UF student Marcela Mulholland plans to spend Earth Day in the great outdoors — marching from campus to downtown in the name of science.
On April 22, residents of more than 220 cities across the country, including Washington, D.C., will take part in similar marches, some to protest President Donald Trump’s administration and others, like Mulholland, to protest policymakers who don’t acknowledge scientific truths.
“This isn’t an attack on any political party, it’s more about having people who believe in fact-based policies raise their voices,” she said. “If necessary, we’ll take to the streets to make sure politicians are listening to academics and experts.”
Mulholland plans to march from UF to Bo Diddley Community Plaza with hundreds more people. Although a time and location has not been finalized, the political science and sustainability studies sophomore said she will use the next two months to plan the route and invite organizations, speakers and musicians to march.
Mulholland, 19, said the nonpartisan protest is meant to bring people together in the name of science. Juan Zapata, the Gainesville event’s lead organizer, said the March for Science in Washington, D.C., was created in response to President Donald Trump’s anti-science and climate-change-denying administration.
The UF electrical engineering junior said he’s concerned about the current administration’s ties to the fossil fuel industry as well as the temporary silencing of the Environmental Protection Agency.
Zapata, 20, stressed the nonpartisan nature of the march and said he hopes UF professors, researchers and scientists will join in.
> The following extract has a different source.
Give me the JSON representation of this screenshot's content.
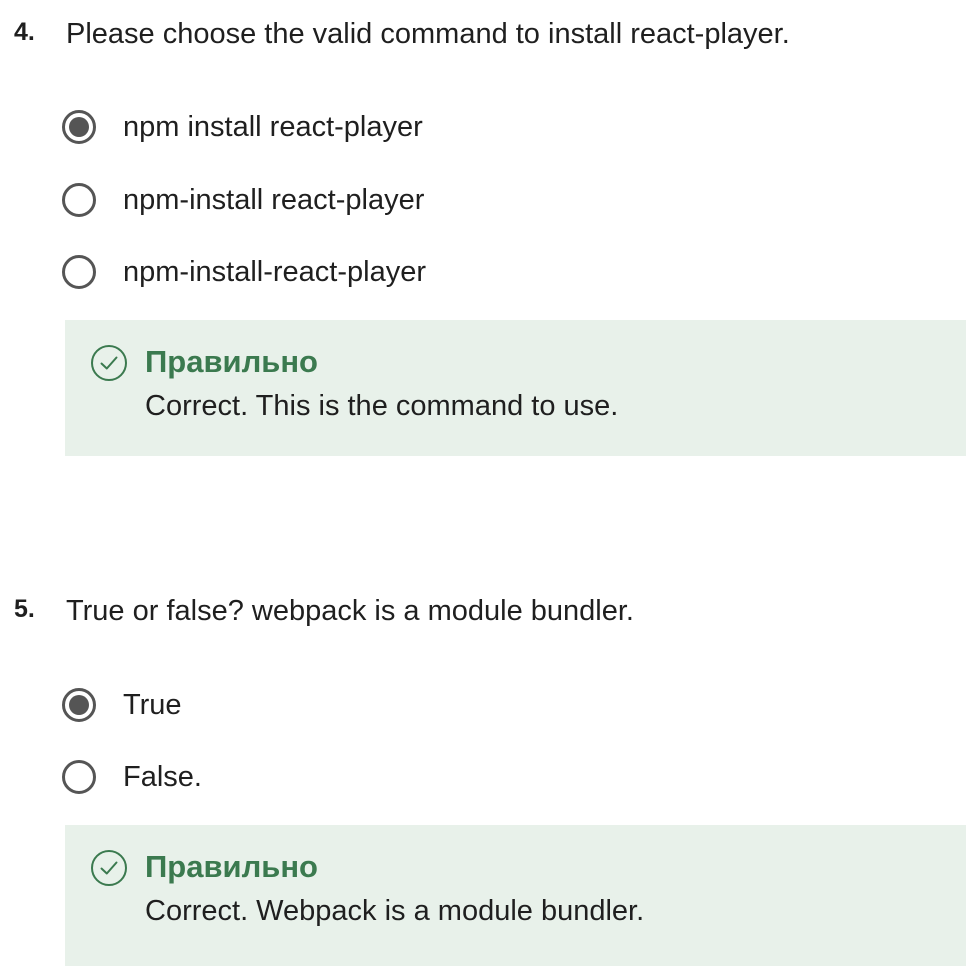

“This is not against anyone’s beliefs,” Zapata said. “This is not meant to cause a divide.”